Nearly a third of middle-aged workers suffer from some level of frailty, including fatigue, issues with walking and other physical limitations that make them less able to hold a job, according to a UK study.
Frailty is more often something considered when treating elderly patients, but middle-aged patients may face some of the same symptoms, the study team writes in the journal Occupational and Environmental Medicine, reports Reuters.
Physical frailty leaves many people out of work entirely, while others take a lot of days off or struggle with physical demands, especially in manual labor jobs, the research team writes.
To examine the link between frailty and employment, researchers recruited more than 8,000 people in their 50s and early 60s from 24 English general practices.
The participants completed questionnaires about their work, health and home circumstances. In particular, the respondents answered questions about five measures of frailty. These included unintentional weight loss of more than 10 pounds over the past year, physical exhaustion during the past week and slow walking speed or inability to walk.
The measures also included physical activity levels – whether respondents worked up a sweat during exercise in an average week – and weakness of grip, assessed by the ability to open jars.
Overall, the researchers classified 4 percent of participants as frail, based on having three to five of the frailty symptoms, while nearly a third of participants were considered “pre-frail” because they reported one or two of the frailty symptoms.
Frailty was tied to a large impact on employment. Three-quarters of frail people were not working at all and 60 percent had left their last job on health grounds.
Compared with non-frail people, frail people were 30 times more likely to lose their jobs. Frail people were nearly 11 times more likely to have been out of work on prolonged sick leave in the past year, compared with healthy workers.
Frail workers were also over 17 times more likely to report needing to cut down a lot on work in the past year, compared with non-frail workers.
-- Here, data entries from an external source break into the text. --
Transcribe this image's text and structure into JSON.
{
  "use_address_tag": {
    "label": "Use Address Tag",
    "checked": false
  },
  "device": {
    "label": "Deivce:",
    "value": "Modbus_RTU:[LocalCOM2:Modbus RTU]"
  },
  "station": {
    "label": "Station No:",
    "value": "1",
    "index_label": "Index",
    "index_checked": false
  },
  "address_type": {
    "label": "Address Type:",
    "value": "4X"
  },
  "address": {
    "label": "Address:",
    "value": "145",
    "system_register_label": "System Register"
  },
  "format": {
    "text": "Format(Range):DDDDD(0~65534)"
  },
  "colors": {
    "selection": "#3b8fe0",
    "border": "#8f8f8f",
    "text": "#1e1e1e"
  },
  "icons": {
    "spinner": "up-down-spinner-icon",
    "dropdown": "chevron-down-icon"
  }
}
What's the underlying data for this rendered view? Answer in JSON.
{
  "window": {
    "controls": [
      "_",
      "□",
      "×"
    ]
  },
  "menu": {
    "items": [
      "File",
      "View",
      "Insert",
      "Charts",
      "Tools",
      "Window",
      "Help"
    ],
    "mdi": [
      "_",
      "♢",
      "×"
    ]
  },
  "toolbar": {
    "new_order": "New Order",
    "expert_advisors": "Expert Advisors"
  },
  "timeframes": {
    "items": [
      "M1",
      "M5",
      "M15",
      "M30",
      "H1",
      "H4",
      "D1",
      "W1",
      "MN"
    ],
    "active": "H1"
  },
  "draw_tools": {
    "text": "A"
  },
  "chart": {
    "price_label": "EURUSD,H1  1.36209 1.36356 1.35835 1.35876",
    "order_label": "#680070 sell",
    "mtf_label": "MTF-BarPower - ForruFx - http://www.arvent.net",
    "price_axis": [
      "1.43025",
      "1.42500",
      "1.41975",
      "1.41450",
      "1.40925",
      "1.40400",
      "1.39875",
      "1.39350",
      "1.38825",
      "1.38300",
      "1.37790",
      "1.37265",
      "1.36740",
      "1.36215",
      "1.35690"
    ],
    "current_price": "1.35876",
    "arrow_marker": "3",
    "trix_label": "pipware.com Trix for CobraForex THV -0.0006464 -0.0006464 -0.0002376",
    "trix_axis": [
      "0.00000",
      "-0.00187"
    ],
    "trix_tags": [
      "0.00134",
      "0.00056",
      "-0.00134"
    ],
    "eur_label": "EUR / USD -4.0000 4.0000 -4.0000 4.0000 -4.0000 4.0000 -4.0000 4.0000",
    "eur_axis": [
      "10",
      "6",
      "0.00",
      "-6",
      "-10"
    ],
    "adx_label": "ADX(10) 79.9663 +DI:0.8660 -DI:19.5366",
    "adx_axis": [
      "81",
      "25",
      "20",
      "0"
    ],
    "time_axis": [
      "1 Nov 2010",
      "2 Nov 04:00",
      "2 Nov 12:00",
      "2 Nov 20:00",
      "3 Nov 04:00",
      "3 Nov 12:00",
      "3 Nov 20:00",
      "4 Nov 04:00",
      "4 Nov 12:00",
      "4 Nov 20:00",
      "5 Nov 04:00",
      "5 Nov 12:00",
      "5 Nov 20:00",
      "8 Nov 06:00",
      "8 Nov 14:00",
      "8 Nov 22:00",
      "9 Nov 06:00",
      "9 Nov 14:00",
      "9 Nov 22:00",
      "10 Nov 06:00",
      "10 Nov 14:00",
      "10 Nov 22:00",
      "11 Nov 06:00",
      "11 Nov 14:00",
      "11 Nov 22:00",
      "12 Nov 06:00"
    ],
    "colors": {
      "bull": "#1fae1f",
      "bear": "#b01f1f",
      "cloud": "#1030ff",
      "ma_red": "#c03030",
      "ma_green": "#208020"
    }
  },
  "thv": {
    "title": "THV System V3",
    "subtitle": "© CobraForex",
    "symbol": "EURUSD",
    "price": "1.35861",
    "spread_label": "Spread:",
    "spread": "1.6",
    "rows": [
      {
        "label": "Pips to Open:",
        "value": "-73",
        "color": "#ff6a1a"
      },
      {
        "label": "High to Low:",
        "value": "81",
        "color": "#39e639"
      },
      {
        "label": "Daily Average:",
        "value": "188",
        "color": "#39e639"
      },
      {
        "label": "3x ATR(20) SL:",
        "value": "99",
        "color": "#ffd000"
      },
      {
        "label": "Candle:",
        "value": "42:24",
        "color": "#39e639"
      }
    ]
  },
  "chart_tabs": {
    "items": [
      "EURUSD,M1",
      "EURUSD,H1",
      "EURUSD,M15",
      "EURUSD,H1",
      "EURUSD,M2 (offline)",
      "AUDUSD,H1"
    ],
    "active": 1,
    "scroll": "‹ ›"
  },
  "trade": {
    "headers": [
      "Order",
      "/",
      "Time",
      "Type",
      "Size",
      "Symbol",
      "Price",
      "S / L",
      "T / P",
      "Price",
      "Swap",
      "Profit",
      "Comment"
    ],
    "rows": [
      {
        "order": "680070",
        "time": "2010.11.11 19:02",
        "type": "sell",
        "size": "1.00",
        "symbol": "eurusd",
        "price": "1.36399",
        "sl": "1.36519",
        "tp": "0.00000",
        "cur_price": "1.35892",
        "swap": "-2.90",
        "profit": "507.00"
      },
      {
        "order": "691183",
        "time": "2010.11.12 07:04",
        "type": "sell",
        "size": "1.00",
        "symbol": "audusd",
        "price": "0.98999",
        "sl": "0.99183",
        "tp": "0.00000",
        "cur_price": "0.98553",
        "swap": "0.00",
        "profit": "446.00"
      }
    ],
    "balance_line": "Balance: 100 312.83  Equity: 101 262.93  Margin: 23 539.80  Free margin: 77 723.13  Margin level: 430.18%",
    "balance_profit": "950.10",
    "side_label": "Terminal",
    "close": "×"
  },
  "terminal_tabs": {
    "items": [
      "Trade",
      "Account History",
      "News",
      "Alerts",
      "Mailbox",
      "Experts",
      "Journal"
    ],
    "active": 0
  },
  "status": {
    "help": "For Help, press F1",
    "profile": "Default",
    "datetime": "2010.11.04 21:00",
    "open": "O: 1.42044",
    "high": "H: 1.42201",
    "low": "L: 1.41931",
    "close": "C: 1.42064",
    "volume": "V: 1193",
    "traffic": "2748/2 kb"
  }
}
Workers considered to be frail were nearly 15 times more likely to have difficulty coping with physical demands at work and to be unsure if they would be able to continue work in two years.
The pre-frail workers were also at higher risk of bad outcomes compared to healthy counterparts, but their risk was not as extreme as that of frail people.
Frailty had the biggest impact on blue collar manual workers rather than office workers, although the office workers still saw a significant effect, researchers note.
“Older workers are more likely to be physically vulnerable than younger workers,” said Lucie Kalousova, a researcher at the University of Michigan who studies frailty among workers.
Despite this, frailty is preventable and can be reversed, said Kalousova, who was not involved in the study.
“Though medical science is not yet fully clear on the best ways to prevent frailty, it may be delayed or forestalled by regular exercise and a nutritious diet,” Kalousova said by email.
Although it is difficult to pinpoint the causes of frailty, research shows that for elderly people, exercise programs focused on balance and strength and attention to diet can improve health outcomes, Palmer noted.
“It is too early to say precisely what is needed in mid-life to prevent frailty, but a reasonable bet is some combination of exercise (to maintain muscle strength and balance) allied with a suitable diet,” Palmer said.